* _EXERCISE DESCRIPTION_
Without skipping anything, write out each record below exactly.

[[ MATERIAL SHOWN open ]]

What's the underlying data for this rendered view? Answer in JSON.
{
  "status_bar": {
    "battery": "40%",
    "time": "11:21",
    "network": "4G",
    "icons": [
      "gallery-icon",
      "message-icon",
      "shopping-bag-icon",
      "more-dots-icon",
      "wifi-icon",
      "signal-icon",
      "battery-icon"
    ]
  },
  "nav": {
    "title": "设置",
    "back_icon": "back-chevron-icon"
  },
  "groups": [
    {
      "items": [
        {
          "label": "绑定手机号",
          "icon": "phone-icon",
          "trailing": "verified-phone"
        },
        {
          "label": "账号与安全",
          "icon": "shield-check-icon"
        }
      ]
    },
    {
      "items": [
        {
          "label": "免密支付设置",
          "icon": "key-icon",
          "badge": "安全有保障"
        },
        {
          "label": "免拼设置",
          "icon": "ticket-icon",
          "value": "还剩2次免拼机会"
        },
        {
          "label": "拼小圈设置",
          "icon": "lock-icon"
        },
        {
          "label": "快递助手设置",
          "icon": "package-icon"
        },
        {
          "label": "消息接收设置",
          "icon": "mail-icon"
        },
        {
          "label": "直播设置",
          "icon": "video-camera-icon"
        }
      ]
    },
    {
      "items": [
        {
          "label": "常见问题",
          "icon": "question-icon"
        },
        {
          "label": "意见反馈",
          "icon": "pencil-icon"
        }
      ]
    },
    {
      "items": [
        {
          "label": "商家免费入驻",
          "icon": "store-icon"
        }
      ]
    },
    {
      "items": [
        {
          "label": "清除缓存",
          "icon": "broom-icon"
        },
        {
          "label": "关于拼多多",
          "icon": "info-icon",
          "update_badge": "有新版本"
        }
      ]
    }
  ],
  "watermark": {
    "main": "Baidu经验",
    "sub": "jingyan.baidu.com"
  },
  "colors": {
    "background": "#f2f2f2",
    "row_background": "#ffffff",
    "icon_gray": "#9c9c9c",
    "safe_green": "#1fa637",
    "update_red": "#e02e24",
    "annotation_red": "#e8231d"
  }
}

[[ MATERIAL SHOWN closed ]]

* _THE ANSWER_
What's the underlying data for this rendered view? Answer in JSON.
{
  "status_bar": {
    "battery": "40%",
    "time": "11:21",
    "network": "4G",
    "icons": [
      "gallery-icon",
      "message-icon",
      "shopping-bag-icon",
      "more-dots-icon",
      "wifi-icon",
      "signal-icon",
      "battery-icon"
    ]
  },
  "nav": {
    "title": "设置",
    "back_icon": "back-chevron-icon"
  },
  "groups": [
    {
      "items": [
        {
          "label": "绑定手机号",
          "icon": "phone-icon",
          "trailing": "verified-phone"
        },
        {
          "label": "账号与安全",
          "icon": "shield-check-icon"
        }
      ]
    },
    {
      "items": [
        {
          "label": "免密支付设置",
          "icon": "key-icon",
          "badge": "安全有保障"
        },
        {
          "label": "免拼设置",
          "icon": "ticket-icon",
          "value": "还剩2次免拼机会"
        },
        {
          "label": "拼小圈设置",
          "icon": "lock-icon"
        },
        {
          "label": "快递助手设置",
          "icon": "package-icon"
        },
        {
          "label": "消息接收设置",
          "icon": "mail-icon"
        },
        {
          "label": "直播设置",
          "icon": "video-camera-icon"
        }
      ]
    },
    {
      "items": [
        {
          "label": "常见问题",
          "icon": "question-icon"
        },
        {
          "label": "意见反馈",
          "icon": "pencil-icon"
        }
      ]
    },
    {
      "items": [
        {
          "label": "商家免费入驻",
          "icon": "store-icon"
        }
      ]
    },
    {
      "items": [
        {
          "label": "清除缓存",
          "icon": "broom-icon"
        },
        {
          "label": "关于拼多多",
          "icon": "info-icon",
          "update_badge": "有新版本"
        }
      ]
    }
  ],
  "watermark": {
    "main": "Baidu经验",
    "sub": "jingyan.baidu.com"
  },
  "colors": {
    "background": "#f2f2f2",
    "row_background": "#ffffff",
    "icon_gray": "#9c9c9c",
    "safe_green": "#1fa637",
    "update_red": "#e02e24",
    "annotation_red": "#e8231d"
  }
}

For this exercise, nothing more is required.